The mainstreaming of the gay pride parade reflects the growing acceptance of gay and lesbian Americans.
“In the earlier years, it was more of a protest and there was more of a political nature to the event because we had not been recognized,” said Bernie Delia, chairman and president of the Capital Pride Alliance, organizer of the parade. “We don’t have as much to protest here. This year, it’s not much of a protest, but a celebration. The world has changed a lot.”
Since last year’s groundbreaking Supreme Court decision striking down same-sex marriage bans, same-sex couples can legally marry in 19 states and the District of Columbia, and the 31 states that have laws or constitutional amendments restricting marriage to one man and one woman are being challenged in court, according to Human Rights Campaign, a gay rights group.
A majority of the largest employers now provide benefits to same-sex partners and spouses of employees, the group reports, and nine states and the District of Columbia allow unpaid leave under the Family Medical Leave Act for domestic partners or same-sex spouses. A recent Washington Post poll found that 50 percent of Americans surveyed said same-sex couples should have a constitutional right to marry. Among respondents under 30, the share rose to 77 percent.
In the District, David A. Catania (I-At Large) has served as the City Council’s first openly gay member since 1997. He and D.C. Mayor Vincent C. Gray (D) stood by as Wilson High School principal Pete Cahall said he was tired of hiding and came out as gay this week on the school’s second annual Gay Pride Day. Cahall said he was emboldened, in part, by Michael Sam, the first openly gay athlete to be drafted by an NFL team, whose celebratory kiss with his boyfriend upon hearing the news was broadcast widely earlier this year.
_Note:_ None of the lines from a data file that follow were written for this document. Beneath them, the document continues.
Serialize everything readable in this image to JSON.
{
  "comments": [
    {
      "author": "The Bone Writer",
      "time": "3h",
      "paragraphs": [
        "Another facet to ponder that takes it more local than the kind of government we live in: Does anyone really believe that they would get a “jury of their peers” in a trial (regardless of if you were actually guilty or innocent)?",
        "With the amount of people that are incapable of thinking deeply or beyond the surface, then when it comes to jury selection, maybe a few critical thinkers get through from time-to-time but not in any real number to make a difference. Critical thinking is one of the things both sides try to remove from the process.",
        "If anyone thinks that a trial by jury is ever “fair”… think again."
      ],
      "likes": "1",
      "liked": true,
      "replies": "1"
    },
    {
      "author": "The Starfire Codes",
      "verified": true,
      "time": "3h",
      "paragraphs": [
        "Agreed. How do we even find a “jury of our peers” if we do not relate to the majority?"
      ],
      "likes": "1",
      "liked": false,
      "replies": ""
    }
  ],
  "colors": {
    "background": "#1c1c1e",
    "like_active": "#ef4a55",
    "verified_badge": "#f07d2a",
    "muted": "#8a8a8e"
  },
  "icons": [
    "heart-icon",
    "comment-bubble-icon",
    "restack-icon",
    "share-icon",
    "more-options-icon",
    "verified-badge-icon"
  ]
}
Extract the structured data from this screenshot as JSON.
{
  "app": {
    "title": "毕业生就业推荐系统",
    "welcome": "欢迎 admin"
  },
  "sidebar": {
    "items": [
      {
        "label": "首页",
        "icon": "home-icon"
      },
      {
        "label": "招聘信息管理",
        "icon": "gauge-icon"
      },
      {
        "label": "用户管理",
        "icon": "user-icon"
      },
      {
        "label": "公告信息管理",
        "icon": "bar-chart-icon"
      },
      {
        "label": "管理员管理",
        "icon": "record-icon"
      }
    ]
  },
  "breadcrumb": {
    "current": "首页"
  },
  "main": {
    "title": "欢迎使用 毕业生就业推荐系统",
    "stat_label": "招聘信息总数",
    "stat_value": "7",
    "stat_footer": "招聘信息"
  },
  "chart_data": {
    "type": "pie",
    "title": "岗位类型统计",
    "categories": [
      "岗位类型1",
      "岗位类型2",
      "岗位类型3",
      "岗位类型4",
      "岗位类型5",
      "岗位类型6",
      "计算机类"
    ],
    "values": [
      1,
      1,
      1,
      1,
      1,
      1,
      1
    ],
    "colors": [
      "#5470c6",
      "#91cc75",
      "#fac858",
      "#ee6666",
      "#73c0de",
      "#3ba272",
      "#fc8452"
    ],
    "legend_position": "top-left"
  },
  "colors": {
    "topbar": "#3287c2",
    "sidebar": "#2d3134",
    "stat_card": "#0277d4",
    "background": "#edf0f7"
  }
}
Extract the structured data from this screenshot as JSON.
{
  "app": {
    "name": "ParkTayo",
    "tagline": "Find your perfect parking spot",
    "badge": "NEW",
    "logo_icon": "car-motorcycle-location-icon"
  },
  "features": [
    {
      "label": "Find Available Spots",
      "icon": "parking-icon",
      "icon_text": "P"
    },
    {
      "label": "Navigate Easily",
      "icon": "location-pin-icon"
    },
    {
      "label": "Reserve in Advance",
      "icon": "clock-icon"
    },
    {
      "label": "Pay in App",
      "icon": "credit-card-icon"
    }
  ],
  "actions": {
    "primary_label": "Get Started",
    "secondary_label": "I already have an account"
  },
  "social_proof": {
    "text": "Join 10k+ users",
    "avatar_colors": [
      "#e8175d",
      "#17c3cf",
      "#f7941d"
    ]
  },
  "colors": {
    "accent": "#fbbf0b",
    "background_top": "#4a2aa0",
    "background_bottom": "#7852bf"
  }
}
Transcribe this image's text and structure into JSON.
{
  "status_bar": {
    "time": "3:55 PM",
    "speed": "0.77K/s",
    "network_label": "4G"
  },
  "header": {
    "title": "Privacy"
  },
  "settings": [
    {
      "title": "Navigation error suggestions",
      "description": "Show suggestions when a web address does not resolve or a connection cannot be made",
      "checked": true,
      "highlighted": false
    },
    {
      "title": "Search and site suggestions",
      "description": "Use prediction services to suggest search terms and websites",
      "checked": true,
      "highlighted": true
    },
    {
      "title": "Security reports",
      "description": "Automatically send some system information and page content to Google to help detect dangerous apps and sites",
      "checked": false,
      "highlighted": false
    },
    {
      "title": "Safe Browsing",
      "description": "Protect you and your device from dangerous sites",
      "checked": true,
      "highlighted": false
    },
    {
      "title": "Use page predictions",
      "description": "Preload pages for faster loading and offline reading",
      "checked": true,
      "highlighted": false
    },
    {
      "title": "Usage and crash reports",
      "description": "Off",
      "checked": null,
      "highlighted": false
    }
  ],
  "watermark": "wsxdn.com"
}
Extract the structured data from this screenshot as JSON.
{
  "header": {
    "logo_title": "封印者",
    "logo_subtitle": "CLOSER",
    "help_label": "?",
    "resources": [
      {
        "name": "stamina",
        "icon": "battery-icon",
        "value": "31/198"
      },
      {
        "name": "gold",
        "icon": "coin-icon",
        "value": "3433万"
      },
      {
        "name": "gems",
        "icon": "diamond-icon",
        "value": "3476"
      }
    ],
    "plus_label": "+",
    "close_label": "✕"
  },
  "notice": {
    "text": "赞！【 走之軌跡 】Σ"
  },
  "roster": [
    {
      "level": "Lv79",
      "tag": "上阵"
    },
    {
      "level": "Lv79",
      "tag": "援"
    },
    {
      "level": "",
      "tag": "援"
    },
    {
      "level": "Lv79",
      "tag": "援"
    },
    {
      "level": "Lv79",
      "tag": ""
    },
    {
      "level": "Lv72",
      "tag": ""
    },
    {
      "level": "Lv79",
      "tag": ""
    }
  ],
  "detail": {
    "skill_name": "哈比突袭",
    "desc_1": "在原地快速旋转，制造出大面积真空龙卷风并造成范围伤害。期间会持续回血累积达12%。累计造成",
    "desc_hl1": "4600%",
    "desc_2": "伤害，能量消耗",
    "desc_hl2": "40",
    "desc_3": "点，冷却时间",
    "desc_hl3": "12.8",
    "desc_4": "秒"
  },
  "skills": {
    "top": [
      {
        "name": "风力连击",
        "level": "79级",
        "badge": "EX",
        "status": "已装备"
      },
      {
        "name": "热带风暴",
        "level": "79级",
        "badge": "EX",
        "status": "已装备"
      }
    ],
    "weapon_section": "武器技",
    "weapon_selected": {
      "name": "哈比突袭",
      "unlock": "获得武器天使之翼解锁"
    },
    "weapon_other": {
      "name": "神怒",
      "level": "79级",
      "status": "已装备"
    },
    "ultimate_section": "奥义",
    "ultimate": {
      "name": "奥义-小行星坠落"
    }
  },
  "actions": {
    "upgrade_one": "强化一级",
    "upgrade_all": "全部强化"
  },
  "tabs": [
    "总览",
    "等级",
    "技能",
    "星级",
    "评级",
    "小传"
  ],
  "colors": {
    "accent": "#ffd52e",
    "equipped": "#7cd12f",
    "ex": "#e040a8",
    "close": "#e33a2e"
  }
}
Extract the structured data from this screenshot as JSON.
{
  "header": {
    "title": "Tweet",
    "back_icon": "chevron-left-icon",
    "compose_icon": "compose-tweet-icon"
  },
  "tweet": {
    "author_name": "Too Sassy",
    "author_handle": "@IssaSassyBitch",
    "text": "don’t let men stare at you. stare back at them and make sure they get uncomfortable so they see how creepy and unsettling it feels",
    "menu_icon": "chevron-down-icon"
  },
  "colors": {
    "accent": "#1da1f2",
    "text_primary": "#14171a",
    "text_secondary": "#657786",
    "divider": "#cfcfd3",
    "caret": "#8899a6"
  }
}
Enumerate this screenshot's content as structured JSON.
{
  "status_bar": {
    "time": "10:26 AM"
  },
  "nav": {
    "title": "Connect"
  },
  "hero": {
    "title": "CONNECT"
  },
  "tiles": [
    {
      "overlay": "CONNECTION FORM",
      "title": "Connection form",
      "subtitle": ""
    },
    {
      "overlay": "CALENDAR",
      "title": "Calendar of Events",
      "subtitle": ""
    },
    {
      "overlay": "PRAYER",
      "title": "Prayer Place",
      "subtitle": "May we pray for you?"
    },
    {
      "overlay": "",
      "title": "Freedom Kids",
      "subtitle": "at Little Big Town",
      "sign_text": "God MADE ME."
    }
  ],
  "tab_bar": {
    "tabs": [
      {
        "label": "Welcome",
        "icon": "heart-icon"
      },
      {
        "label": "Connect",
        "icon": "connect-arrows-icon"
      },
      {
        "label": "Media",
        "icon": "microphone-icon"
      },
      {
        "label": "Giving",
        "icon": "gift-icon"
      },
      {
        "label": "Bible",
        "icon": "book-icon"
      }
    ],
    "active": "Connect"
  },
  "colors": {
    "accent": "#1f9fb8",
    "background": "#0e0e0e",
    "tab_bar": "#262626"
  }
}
Parade organizer Delia sounded a somber note, however, saying that while the growing acceptance of the LGBT community into the American mainstream was a cause for celebration, gays and lesbians in other countries are still persecuted. In Russia, President Vladimir Putin signed a law that makes illegal to promote same sex relationships to minors — a ban that has been interpreted as outlawing gay pride parades and raised fears that the children in such unions could be taken away.
“So we march to celebrate, to remember the way things were, and in solidarity with our brothers and sisters who aren’t able to march, who aren’t able to come out publicly,” Delia said. “We march for people who don’t enjoy all the hard-won freedoms we have here.”